<meta property="og:tag name" content="tag value"/>
If you use Open Graph tags, the following six are required:
og:title– The title of the entity.
og:type– The type of entity. You must select a type from the list of Open Graph types.
og:image– The URL to an image that represents the entity. Images must be at least 50 pixels by 50 pixels (though minimum 200px by 200px is preferred). Square images work best, but you are allowed to use images up to three times as wide as they are tall.
og:url– The canonical, permanent URL of the page representing the entity. When you use Open Graph tags, the Like button posts a link to the og:url instead of the URL in the Like button code.
og:site_name– A human-readable name for your site, e.g., “IMDb”.
fb:app_id– A comma-separated list of either the Facebook IDs of page administrators or a Facebook Platform application ID. At a minimum, include only your own Facebook ID.
More information on Open Graph tags and details on Administering your page can be found on the Open Graph protocol documentation .
How do I know when a user clicks a Like button?
If you are using the XFBML version of the button, you can subscribe to the ‘edge.create’ event through FB.Event.subscribe.
When will users have the option to add a comment to the like?
If you are using the XFBML version of the Like button, users will always have the option to add a comment. If you are using the Iframe version of the button, users will have the option to comment if you are using the
standard layout. If users do add a comment, the story published back to Facebook is given more prominence.
What analytics are available about the Like button?
If you visit facebook.com/insights and register your domain, you can see the number of likes on your domain each day and the demographics of who is clicking the Like button.
Can I link the Like button to my Facebook page?
Yes. Simply specify the URL of your Facebook page in the
href parameter of the button.
What is the best way to know which Like button on my page generated the traffic?
Add the ‘ref’ parameter to the plugin (see “Attributes” above).
When a user clicks a link back to your website, we will pass back both the ref value as a fb_ref parameter and the fb_source parameter in the referrer URL. Example:
Aggregated stream stories contain all ref parameters, concatenated with commas.
When does Facebook scrape my page?
Facebook needs to scrape your page to know how to display it around the site.

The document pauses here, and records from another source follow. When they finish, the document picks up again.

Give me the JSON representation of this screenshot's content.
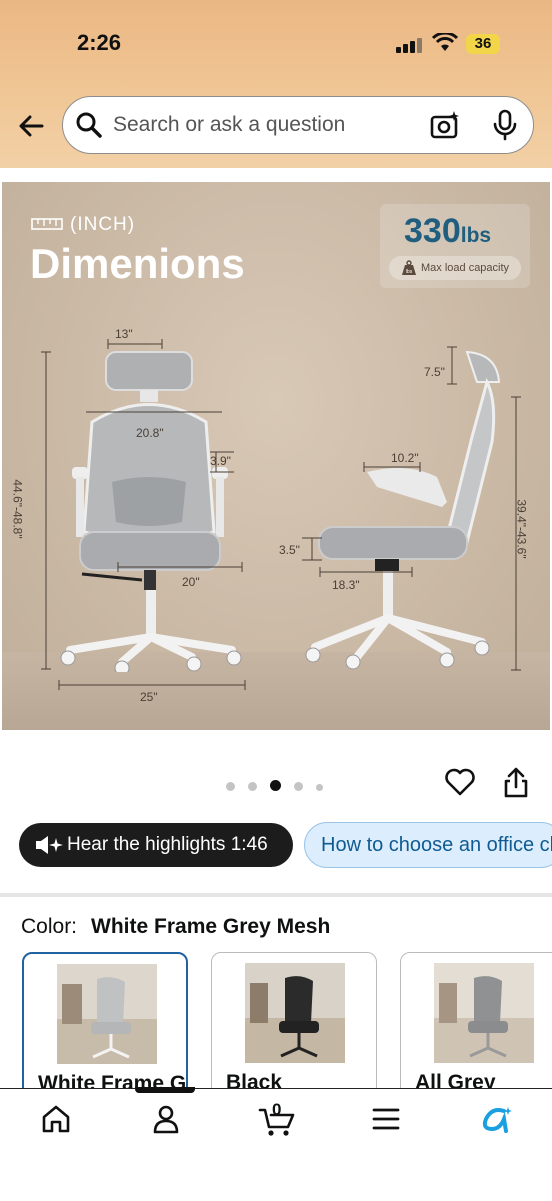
{
  "status_bar": {
    "time": "2:26",
    "battery": "36"
  },
  "search": {
    "placeholder": "Search or ask a question"
  },
  "product_image": {
    "unit_label": "(INCH)",
    "title": "Dimenions",
    "capacity": {
      "value": "330",
      "unit": "lbs",
      "badge_icon_text": "lbs",
      "label": "Max load capacity"
    },
    "dimensions": {
      "headrest_width": "13\"",
      "backrest_width": "20.8\"",
      "armrest_height": "3.9\"",
      "seat_width": "20\"",
      "base_width": "25\"",
      "front_height": "44.6\"-48.8\"",
      "headrest_height": "7.5\"",
      "armrest_length": "10.2\"",
      "seat_thickness": "3.5\"",
      "seat_depth": "18.3\"",
      "side_height": "39.4\"-43.6\""
    }
  },
  "carousel": {
    "count": 5,
    "active_index": 2
  },
  "chips": {
    "hear_label": "Hear the highlights 1:46",
    "guide_label": "How to choose an office chair"
  },
  "color": {
    "label": "Color:",
    "value": "White Frame Grey Mesh"
  },
  "swatches": [
    {
      "label": "White Frame Grey Mesh",
      "selected": true
    },
    {
      "label": "Black",
      "selected": false
    },
    {
      "label": "All Grey",
      "selected": false
    }
  ],
  "tabbar": {
    "cart_count": "0",
    "accent_color": "#1aa0e0"
  }
}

Facebook scrapes your page every 24 hours to ensure the properties are up to date. The page is also scraped when an admin for the Open Graph page clicks the Like button and when the URL is entered into the Facebook URL Linter. Facebook observes cache headers on your URLs – it will look at “Expires” and “Cache-Control” in order of preference. However, even if you specify a longer time, Facebook will scrape your page every 24 hours.
The user agent of the scraper is: “facebookexternalhit/1.1 (+http://www.facebook.com/externalhit_uatext.php)”
How do I display the Like button in different languages?
If you are using the XFBML version include the language code when you instantiate the library. Replace ‘en_US’ in this line with the correct locale code:
If you are using the Iframe version include a locale parameter with the proper country code in the src URL. Example:
You may need to adjust the width of the Like button to accommodate different languages.
What makes up the number shown on my Like button?
The number shown is the sum of:
- The number of likes of this URL
- The number of shares of this URL (this includes copy/pasting a link back to Facebook)
- The number of likes and comments on stories on Facebook about this URL
What happened to the old Share button?
We deprecated the Share Button when we launched the Like button, because the Like button improves clickthrough rates by allowing users to connect with one click, and by allowing them to see which of their friends have already connected. For reference, the Share button documentation is still available here.
When I click the Like button, the popup window (or “flyout”) doesn’t show. Why?
If the Like button is placed near the edge of an HTML element with the
overflow property set to
hidden, the flyout may be clipped or completely hidden when the button is clicked. This can be remedied by setting the
overflow property to a value other than
hidden, such as